This doesn't have to happen. Drinking enough fluid, whether water or a sports drink, is imperative for exercising in hot or humid weather.  Keeping you body fluid levels high enough is essential to maintaining proper body temperature. The evaporation of sweat takes heat away from your skin. That’s why letting yourself become dehydrated makes it so much more difficult to perform even the lightest of workouts.

Don't wait until you're thirsty to start drinking, especially in the summer. By the time you actually feel thirsty; your body is well on its way to becoming dehydrated.

Here are some tips to help you beat the summer heat.

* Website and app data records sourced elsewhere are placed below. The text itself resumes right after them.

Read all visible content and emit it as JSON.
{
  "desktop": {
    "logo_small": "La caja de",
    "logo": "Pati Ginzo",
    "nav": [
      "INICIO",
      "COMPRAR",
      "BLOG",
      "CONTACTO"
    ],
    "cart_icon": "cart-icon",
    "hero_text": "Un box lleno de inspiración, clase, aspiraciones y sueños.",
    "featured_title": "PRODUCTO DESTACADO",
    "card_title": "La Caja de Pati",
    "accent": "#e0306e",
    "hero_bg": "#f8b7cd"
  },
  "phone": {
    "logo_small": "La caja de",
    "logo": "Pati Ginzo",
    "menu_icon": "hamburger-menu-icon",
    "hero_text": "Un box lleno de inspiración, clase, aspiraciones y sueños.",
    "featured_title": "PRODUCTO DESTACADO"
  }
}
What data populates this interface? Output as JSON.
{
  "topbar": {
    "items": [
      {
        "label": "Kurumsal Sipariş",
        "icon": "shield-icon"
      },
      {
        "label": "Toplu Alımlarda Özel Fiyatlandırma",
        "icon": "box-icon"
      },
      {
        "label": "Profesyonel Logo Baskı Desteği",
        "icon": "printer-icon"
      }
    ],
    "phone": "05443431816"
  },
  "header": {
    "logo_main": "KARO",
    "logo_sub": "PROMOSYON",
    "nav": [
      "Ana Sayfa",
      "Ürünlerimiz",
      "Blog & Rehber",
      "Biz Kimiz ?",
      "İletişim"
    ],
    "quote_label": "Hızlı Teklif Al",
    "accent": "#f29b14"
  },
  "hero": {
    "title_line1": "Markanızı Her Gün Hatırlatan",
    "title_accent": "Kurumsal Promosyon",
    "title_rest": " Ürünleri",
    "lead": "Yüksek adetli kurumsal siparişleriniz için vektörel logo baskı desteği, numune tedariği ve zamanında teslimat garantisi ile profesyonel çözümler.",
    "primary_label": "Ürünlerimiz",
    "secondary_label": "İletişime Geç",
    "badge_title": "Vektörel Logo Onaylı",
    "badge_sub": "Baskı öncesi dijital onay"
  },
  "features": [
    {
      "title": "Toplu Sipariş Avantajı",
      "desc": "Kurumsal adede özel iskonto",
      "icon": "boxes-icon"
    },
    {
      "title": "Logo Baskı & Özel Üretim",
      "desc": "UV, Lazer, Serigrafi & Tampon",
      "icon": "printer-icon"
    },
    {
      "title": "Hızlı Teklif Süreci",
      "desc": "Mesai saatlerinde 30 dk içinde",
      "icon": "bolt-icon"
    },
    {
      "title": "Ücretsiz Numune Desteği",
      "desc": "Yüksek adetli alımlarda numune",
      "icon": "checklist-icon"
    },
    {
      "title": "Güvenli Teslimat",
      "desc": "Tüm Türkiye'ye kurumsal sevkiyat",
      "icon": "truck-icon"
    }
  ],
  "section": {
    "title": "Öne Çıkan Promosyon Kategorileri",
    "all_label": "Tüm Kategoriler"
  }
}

Fluids:  Drink more than you think you need before and after exercise, and strive to drink six to eight ounces of fluid every 15 to 20 minutes during exercise.

Clothing:  Wear less clothing to provide a greater skin surface area for perspiration to evaporate. Your clothing should be lightweight, loose fitting, light colored to reflect the sun's rays.

Fitness:  Becoming acclimated to the heat through training can increase your blood volume, helping to regulate body temperature more effectively. Interestingly, the acclimatization process can be completed in 7 to 14 days of repeated heat exposure. But, you should always continue to drink fluids before, during and after exercise.

Exercise Intensity:  Reduce the intensity of your workout, particularly the first few times you are exposed to higher temperatures.

Temperature:  Use the heat stress index table to determine the risk of exercising at various combinations of temperature and humidity. While a 90° F outdoor temp is relatively safe at 10 percent humidity, the heat stress of 90° F at 50 percent humidity is the equivalent of 96° F. When the heat stress index rises above 90° F, you may want to consider postponing your exercise session until later in the day. Or, plan ahead, and beat the day's heat by working out early in the morning.

Heat sensation risk of heat injury

  • 90° - 105° Possibility of heat cramps
  • 105° - 130° Heat cramps or heat exhaustion likely. Heat stroke possible.
  • 130°+ Heat stroke a definite risk.
Rest:  Know when to say 'no' to exercise. Using common sense is your best bet for preventing heat stress when Mother Nature turns up the heat.